For Christians, there are two kinds of crosses: the pretty ones we wear around our necks or keep in our churches, and the splintered, beat-up ones that we wear inside—bearing all the scars, hurts, and failures of our life. It is the inside cross that matters.
Every time I get in a Church meeting that is talking about doing something dangerous or controversial, I tend to react like Peter. We shouldn’t do that because it is far too risky or so and so will be upset. It’ll cause conflict. Immediately, I recognize that uncomfortable feeling that makes me want to run the Church as we would run a country club. We need to be on a firm financial footing, we need to not offend anyone, we need to be proper and respectable. In other words, we judge our success by the strength of our financial bottom line and not our spiritual bottom line. We conform to the world and not to the cross.

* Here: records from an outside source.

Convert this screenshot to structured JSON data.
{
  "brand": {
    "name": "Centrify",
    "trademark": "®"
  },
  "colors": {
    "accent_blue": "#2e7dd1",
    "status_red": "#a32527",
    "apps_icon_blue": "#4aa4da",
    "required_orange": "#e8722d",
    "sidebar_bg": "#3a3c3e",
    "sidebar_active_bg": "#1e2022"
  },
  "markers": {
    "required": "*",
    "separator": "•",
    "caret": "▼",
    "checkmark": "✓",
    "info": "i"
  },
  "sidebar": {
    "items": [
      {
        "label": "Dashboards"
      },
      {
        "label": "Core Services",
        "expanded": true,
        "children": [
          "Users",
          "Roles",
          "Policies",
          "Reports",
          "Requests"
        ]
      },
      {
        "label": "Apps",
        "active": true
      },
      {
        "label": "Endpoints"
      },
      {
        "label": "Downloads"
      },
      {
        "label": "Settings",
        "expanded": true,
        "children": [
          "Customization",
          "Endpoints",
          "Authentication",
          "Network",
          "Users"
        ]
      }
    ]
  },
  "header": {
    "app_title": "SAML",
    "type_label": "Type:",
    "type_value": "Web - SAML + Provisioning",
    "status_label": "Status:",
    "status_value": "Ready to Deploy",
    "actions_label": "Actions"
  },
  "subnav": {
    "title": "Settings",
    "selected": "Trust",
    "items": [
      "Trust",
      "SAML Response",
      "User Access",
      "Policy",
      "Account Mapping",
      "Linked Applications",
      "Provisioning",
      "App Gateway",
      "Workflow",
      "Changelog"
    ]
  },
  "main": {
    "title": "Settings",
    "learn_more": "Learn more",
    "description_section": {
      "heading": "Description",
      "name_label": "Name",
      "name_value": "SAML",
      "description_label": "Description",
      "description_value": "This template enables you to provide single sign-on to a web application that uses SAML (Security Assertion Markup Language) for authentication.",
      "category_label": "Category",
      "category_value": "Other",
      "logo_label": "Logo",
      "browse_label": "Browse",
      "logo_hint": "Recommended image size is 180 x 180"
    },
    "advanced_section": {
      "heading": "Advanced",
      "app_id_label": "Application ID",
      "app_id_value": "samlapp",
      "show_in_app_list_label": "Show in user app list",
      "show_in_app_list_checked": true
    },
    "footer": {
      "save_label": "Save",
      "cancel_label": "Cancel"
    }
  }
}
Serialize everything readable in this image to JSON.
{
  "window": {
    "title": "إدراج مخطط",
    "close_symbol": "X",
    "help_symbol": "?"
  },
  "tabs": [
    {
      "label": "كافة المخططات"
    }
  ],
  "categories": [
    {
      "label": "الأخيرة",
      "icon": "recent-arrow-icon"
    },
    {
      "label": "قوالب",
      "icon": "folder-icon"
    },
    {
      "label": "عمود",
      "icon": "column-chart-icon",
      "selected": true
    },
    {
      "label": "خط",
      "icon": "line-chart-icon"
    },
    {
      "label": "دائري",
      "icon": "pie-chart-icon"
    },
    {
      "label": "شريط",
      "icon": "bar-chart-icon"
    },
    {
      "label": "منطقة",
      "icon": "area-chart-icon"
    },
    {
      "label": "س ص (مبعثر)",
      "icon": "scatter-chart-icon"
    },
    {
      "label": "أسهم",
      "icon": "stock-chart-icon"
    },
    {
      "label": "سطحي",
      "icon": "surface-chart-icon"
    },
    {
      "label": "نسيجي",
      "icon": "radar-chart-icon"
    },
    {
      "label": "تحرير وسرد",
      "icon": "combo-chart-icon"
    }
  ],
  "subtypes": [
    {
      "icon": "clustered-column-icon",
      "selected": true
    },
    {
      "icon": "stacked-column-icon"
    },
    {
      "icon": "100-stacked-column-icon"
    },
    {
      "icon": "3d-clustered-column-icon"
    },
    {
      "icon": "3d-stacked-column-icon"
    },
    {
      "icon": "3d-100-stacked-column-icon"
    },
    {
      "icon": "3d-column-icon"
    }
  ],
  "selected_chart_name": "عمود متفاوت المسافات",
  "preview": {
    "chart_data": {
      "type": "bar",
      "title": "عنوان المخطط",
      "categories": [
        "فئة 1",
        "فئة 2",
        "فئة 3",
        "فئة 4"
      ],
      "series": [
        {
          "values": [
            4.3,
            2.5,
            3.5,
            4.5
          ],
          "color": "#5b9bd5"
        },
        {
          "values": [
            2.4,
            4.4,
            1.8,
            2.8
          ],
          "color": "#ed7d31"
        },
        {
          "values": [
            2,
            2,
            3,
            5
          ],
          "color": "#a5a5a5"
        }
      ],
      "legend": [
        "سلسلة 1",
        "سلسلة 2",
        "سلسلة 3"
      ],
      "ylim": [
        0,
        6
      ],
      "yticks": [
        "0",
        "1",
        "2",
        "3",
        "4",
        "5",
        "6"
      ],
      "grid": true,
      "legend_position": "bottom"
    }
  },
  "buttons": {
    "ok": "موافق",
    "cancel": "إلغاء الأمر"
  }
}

Whenever I read the Gospel, it is very hard for me to reconcile that feeling with the story of Jesus. I say I want to be a Christian, but I wonder how well I carry my cross into the world. I have great respect for the people who have just returned from Rwanda. It was a difficult and dangerous trip. Lots of us were afraid for them, and some of us tried to stop that mission trip because it was too dangerous or too expensive. Later in the year we will all hear about that journey carrying the cross, and I know you will be as proud as I am of these missionaries.
There is no carrying of the cross without risk. You don’t have to go to Rwanda to carry your cross. You can risk it right here at home. What it requires is living into the cross with all of its scandal, hurt, risk, and sacrifice. There is another side to it. Although carrying your cross may at first sound like a negative experience, it is the most positive thing you can do in your life, any day of your life. It enlarges your heart and offers us the opportunity to find meaning in life. It restores and builds relationships, and it gives us that joy and peace that surpasses all understanding. But it is not accomplished without risk or without the willingness to go into those places where we would rather not go. Because that is where we will find Jesus. Probably not as a shining, radiant presence, but rather as an ordinary good man or woman giving water to the thirsty, binding up wounds, comforting the lonely and visiting those in prison.
Lilly now bears upon her forehead that invisible cross which will bring her life. It is part of her resume from this day forward.
Krister Stendhal, the former Dean at Harvard Divinity School and retired Bishop of Oslo, Sweden, tells the story about a little boy who kept following his mother all around the house. Finally she stopped and asked, “Harry what do you want?” The little boy replied, “Nothing, I just want to be where you are.” That is what carrying the cross is all about: wanting to be where Jesus is because that is where life begins. Whether you are with friends, or at work, or on the street, carrying your cross is getting to where Jesus is. When we do that, then everyone can see upon our foreheads the mark that was imprinted at our baptisms. Lilly, if she is lucky, will spend the rest of her life trying to be where Jesus is, and so should we.